-- PROVIDED RECORDS --
┌──
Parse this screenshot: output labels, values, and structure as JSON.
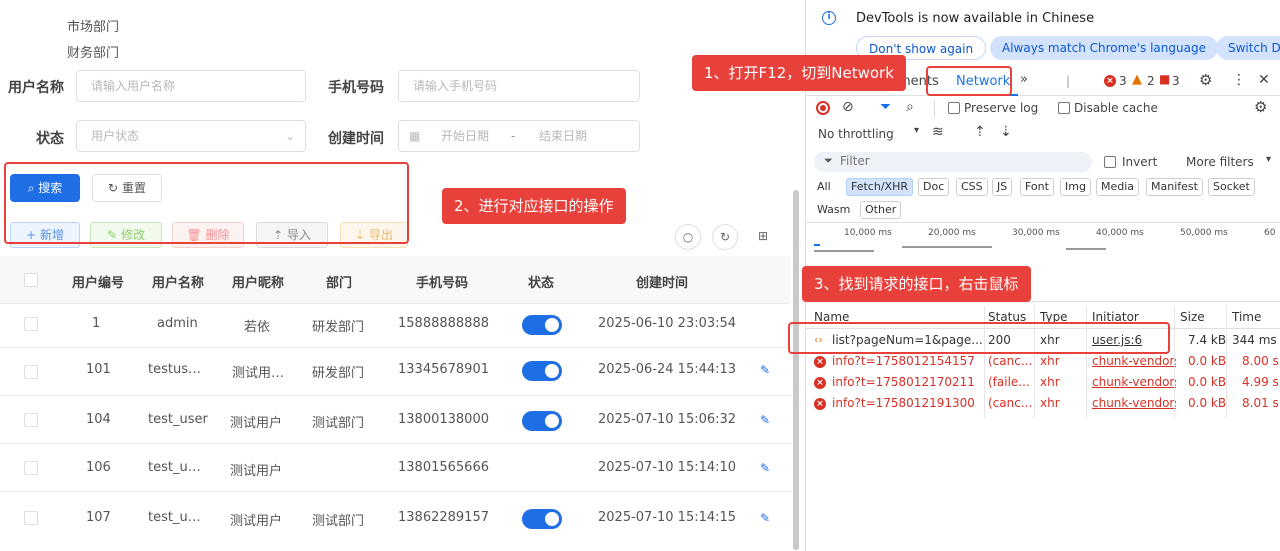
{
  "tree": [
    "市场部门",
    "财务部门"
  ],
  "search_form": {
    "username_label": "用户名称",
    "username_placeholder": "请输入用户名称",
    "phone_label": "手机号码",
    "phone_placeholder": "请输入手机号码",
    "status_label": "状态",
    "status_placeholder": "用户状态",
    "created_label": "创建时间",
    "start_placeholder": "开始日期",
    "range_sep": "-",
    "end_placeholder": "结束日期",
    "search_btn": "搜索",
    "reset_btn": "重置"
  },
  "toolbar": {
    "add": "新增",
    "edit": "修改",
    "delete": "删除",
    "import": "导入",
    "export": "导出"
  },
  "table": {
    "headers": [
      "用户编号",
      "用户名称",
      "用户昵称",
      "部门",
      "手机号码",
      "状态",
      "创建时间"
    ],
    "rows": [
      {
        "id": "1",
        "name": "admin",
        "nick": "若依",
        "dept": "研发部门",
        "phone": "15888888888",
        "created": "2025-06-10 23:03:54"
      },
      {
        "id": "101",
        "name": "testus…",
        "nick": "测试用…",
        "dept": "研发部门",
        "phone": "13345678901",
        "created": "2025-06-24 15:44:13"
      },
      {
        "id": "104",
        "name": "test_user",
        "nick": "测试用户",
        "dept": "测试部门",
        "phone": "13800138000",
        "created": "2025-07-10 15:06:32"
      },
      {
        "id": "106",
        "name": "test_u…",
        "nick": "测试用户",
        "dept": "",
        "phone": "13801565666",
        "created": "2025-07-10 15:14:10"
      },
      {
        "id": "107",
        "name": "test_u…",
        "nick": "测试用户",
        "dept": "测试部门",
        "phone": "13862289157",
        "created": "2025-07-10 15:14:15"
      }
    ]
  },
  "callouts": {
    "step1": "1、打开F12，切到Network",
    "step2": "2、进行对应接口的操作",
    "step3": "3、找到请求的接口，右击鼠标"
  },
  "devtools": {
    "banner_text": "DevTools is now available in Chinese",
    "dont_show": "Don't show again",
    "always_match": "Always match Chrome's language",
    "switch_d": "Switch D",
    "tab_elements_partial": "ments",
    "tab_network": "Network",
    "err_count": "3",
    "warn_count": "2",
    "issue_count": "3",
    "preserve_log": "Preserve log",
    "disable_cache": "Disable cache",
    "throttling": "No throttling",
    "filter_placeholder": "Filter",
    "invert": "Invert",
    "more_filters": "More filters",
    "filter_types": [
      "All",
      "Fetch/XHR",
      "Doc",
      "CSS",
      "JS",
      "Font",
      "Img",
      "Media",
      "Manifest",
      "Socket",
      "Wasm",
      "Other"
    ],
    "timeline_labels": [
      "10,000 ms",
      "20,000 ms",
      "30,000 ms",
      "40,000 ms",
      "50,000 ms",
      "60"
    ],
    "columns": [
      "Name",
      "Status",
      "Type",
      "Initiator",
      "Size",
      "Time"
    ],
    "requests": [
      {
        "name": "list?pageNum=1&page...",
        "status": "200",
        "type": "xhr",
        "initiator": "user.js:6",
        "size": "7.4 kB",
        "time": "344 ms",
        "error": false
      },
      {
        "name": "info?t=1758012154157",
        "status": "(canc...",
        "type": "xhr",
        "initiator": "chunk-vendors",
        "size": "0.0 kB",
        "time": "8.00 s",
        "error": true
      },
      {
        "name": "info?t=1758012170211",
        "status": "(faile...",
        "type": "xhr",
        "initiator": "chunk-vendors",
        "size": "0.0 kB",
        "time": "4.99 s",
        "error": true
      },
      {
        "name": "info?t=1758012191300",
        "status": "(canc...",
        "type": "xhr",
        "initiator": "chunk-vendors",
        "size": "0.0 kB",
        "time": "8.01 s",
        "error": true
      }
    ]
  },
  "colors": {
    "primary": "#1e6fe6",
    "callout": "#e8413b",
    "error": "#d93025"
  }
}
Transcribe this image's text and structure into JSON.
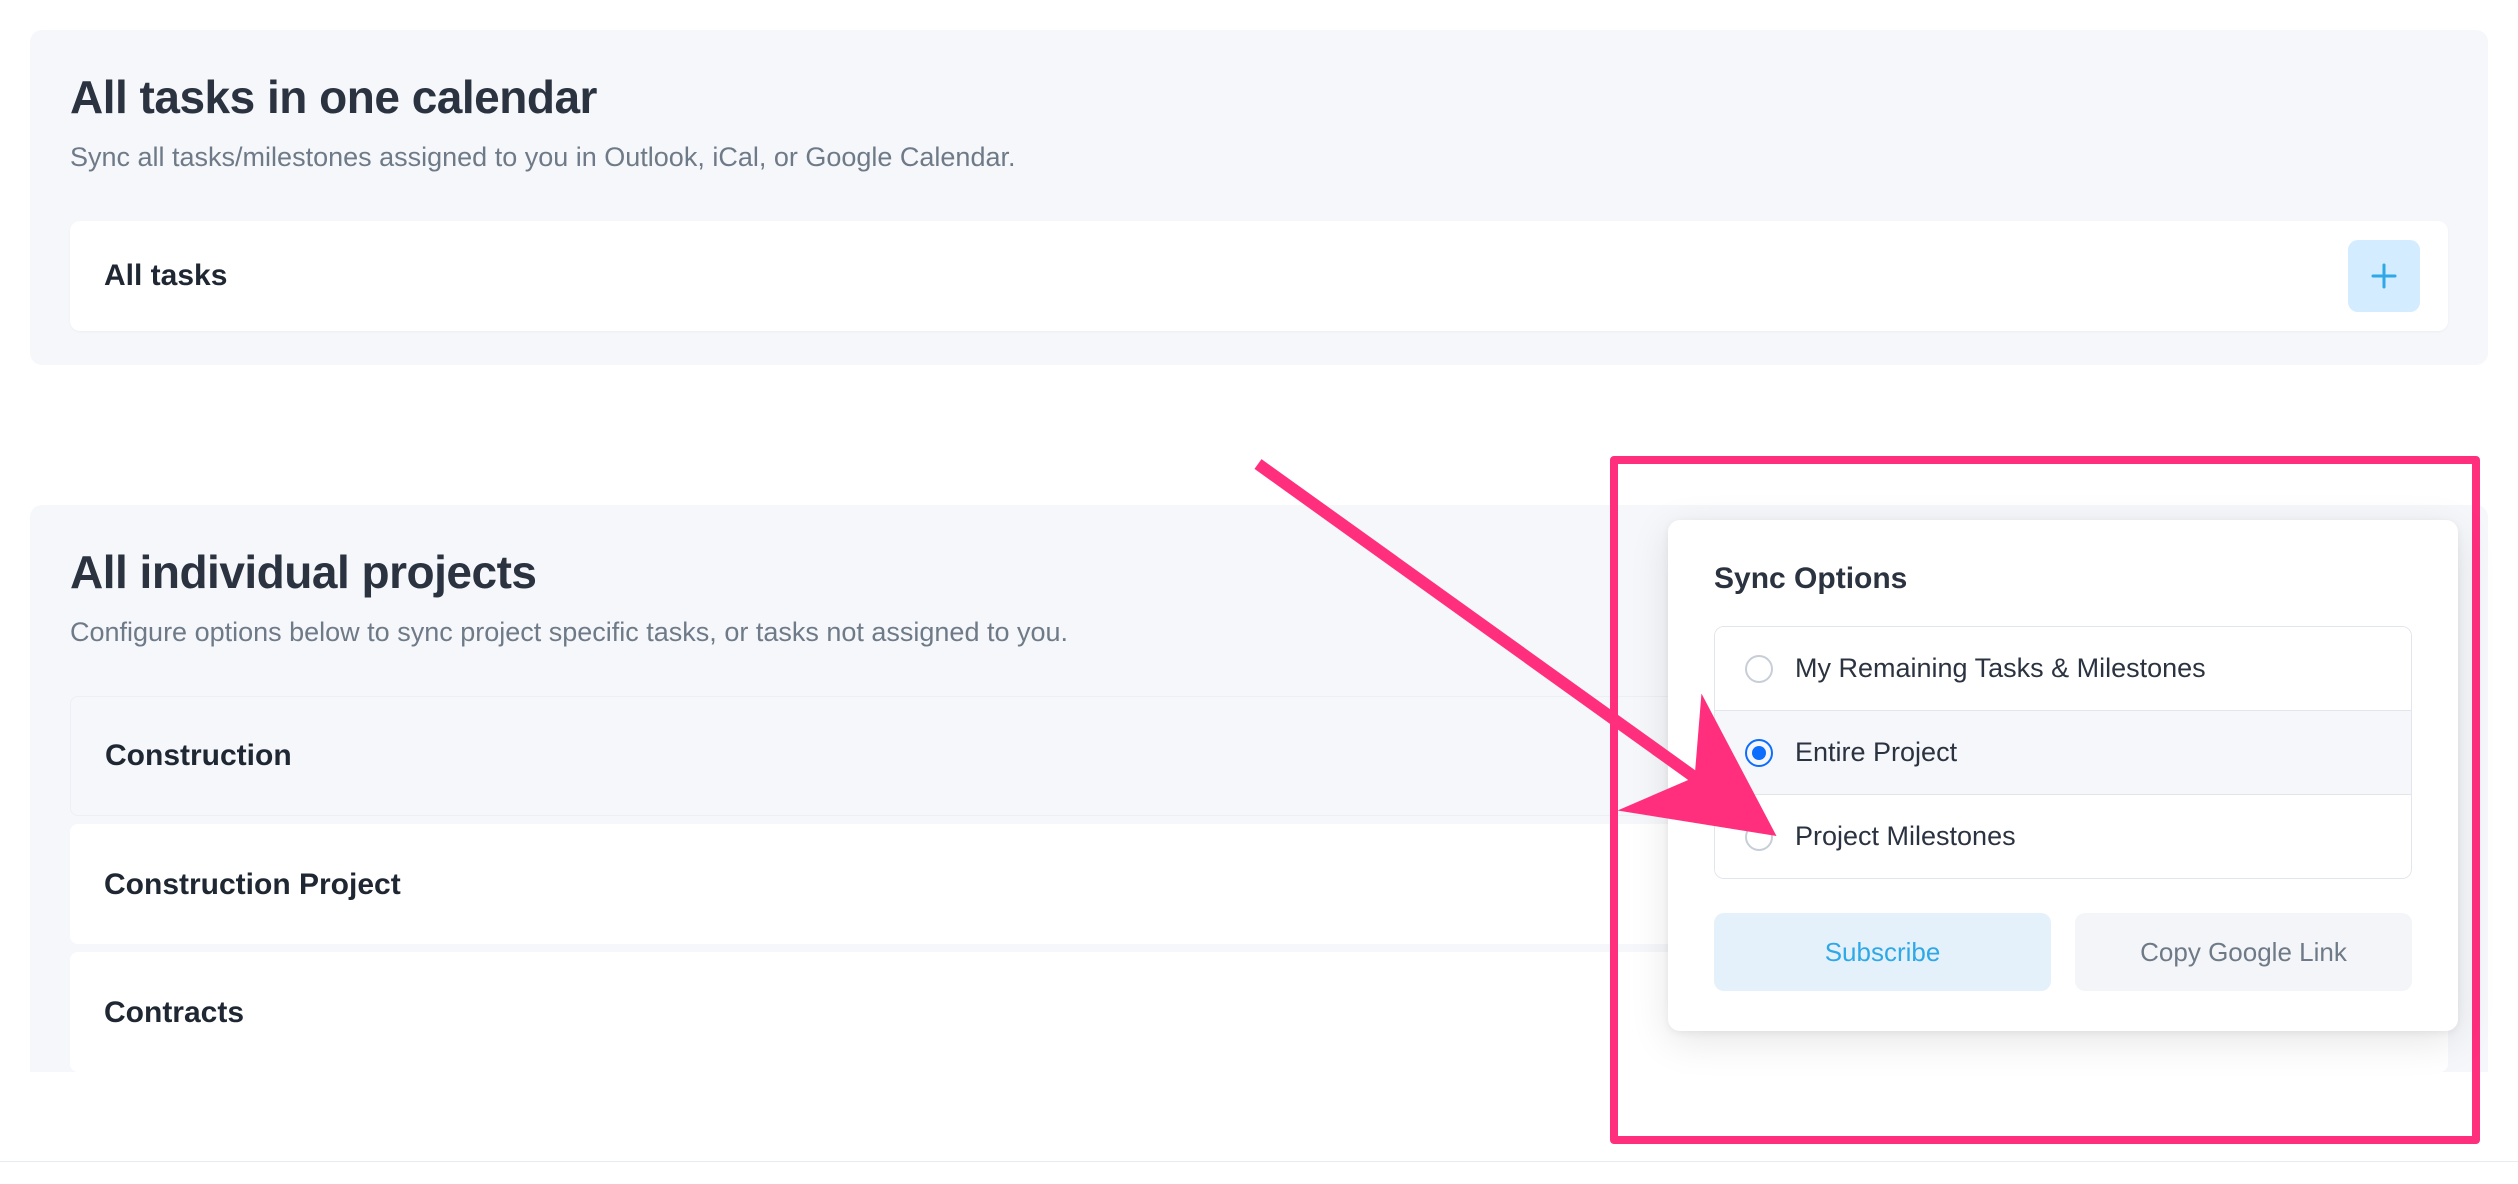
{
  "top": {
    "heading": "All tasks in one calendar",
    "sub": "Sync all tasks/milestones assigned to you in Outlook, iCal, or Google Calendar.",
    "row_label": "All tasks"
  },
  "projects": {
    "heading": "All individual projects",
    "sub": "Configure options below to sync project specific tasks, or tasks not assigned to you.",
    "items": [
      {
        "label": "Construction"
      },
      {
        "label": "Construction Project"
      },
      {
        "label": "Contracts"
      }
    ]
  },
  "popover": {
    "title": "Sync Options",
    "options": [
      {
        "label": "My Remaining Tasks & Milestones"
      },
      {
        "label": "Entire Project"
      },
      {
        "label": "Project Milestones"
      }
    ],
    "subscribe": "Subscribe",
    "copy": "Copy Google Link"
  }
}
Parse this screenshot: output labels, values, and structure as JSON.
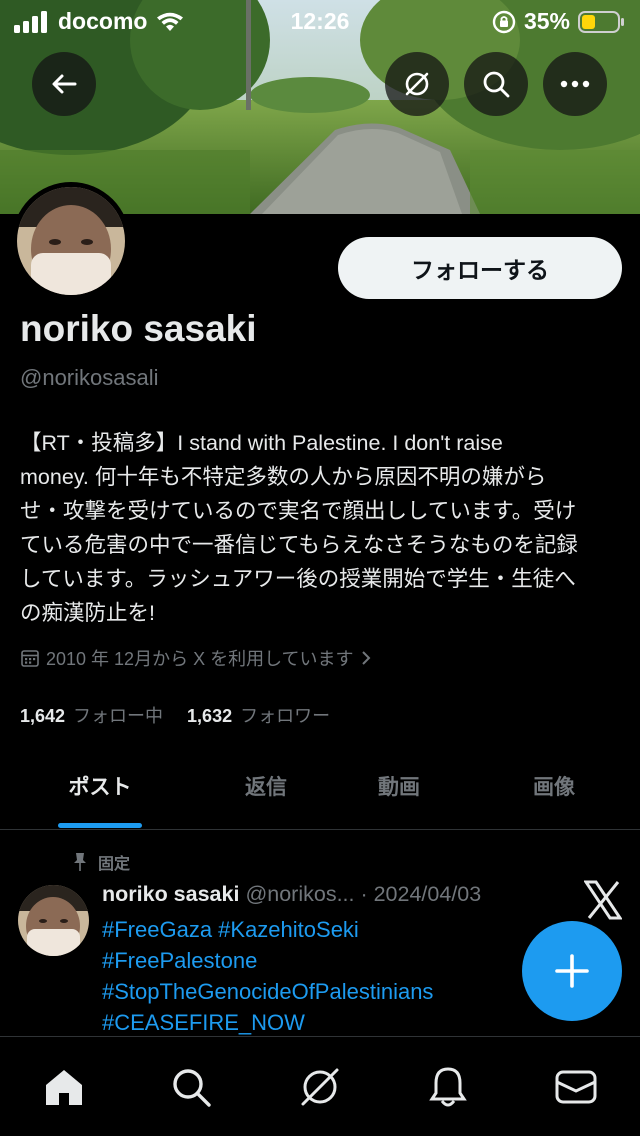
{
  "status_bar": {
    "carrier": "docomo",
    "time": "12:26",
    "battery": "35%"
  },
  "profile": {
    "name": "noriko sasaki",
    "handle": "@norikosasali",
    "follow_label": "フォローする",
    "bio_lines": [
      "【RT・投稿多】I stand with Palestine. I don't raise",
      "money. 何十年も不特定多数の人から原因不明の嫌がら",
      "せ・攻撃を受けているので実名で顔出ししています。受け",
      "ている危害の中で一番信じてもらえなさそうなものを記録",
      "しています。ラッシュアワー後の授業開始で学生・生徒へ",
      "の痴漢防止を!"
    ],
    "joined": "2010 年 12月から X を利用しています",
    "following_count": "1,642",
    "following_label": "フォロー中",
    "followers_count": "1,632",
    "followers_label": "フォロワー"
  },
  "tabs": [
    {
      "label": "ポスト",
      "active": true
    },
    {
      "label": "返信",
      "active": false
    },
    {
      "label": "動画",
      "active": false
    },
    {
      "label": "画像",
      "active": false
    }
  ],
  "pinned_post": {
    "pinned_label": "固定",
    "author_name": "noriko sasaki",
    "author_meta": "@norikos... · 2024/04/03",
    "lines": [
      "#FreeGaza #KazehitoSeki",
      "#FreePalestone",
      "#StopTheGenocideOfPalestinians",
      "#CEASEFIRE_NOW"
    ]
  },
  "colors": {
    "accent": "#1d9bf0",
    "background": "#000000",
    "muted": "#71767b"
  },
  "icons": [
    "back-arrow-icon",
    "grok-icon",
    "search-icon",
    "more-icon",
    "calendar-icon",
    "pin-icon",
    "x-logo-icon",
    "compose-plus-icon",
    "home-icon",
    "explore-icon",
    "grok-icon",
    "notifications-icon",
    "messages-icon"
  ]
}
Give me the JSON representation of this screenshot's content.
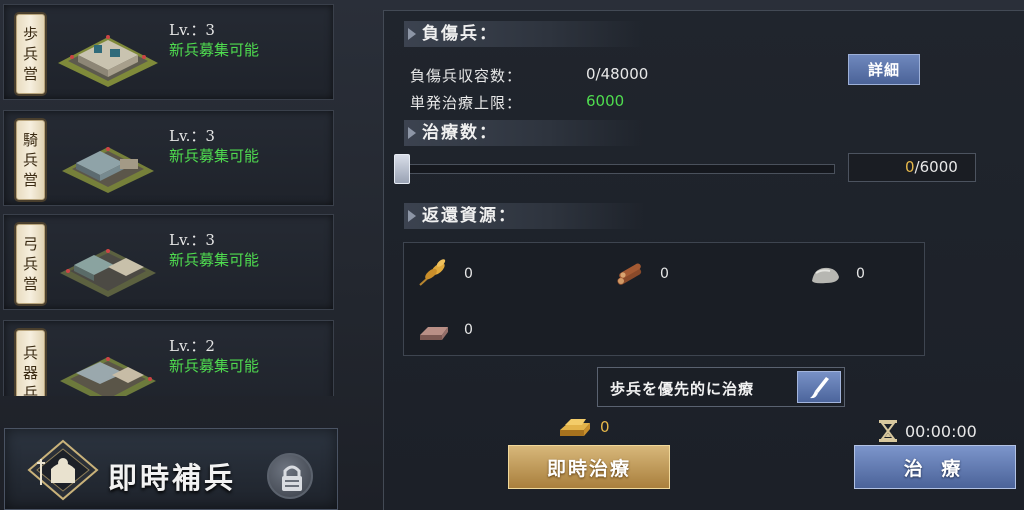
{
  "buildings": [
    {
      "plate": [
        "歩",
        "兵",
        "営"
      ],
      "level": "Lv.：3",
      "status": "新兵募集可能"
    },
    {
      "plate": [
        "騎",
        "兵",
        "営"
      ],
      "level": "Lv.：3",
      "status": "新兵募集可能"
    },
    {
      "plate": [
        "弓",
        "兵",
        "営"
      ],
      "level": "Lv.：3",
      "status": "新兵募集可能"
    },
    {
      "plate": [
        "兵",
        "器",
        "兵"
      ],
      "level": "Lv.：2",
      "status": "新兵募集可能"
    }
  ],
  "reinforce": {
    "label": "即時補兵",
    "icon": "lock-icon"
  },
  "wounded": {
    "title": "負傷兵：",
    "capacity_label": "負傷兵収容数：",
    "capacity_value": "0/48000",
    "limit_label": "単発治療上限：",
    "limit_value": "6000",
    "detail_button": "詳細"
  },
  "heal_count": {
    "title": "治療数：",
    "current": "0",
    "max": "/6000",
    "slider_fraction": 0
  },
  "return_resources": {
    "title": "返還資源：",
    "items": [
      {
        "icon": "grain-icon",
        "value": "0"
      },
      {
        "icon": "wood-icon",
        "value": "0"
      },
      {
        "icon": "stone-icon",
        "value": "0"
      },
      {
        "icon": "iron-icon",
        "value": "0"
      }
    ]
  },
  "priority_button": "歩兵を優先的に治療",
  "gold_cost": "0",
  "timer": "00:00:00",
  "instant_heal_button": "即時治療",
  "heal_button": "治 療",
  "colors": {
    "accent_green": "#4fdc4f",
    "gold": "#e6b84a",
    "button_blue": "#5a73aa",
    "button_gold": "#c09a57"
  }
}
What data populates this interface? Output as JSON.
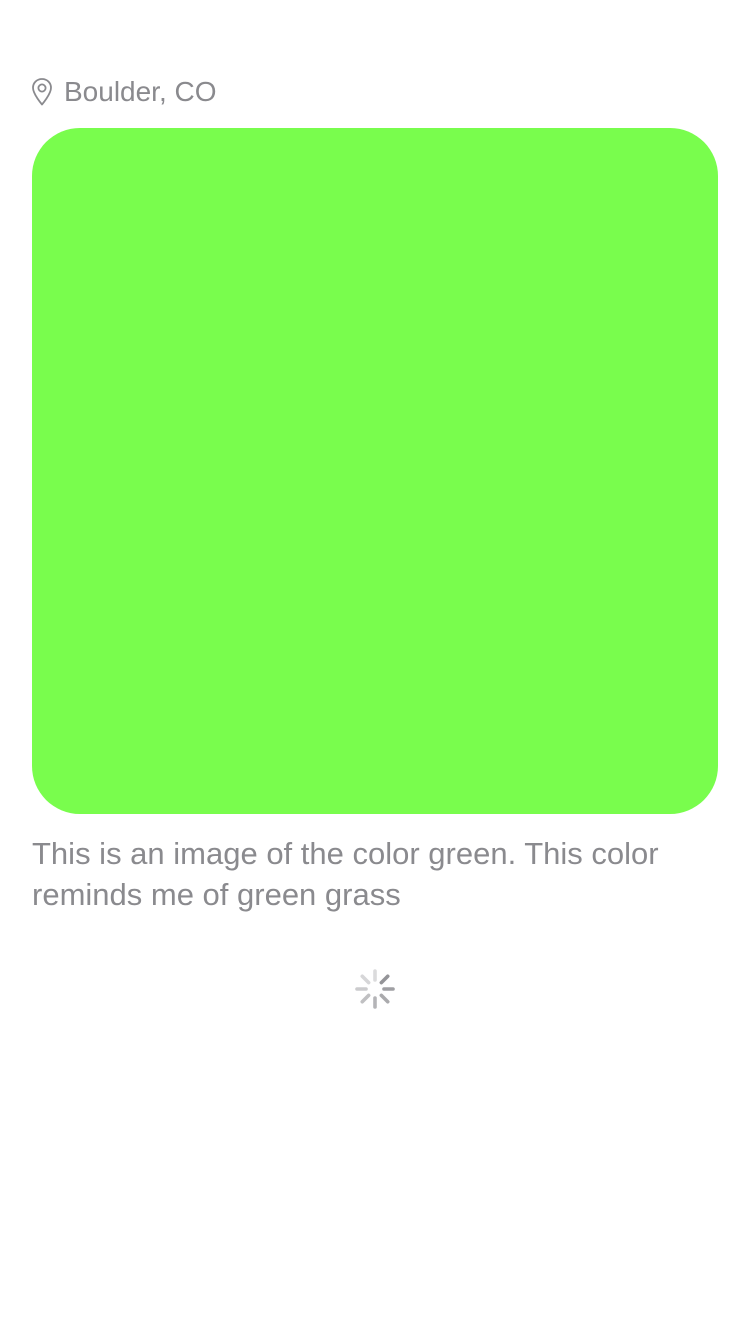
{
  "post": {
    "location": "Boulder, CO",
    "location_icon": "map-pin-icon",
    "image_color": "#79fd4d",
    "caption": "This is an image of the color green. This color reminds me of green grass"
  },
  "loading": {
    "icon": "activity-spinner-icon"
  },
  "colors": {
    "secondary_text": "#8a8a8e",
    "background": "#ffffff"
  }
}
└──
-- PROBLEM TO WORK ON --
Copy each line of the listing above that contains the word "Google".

-- REPLY TO THE EXERCISE --
    "sub": "Sync all tasks/milestones assigned to you in Outlook, iCal, or Google Calendar.",
    "copy": "Copy Google Link"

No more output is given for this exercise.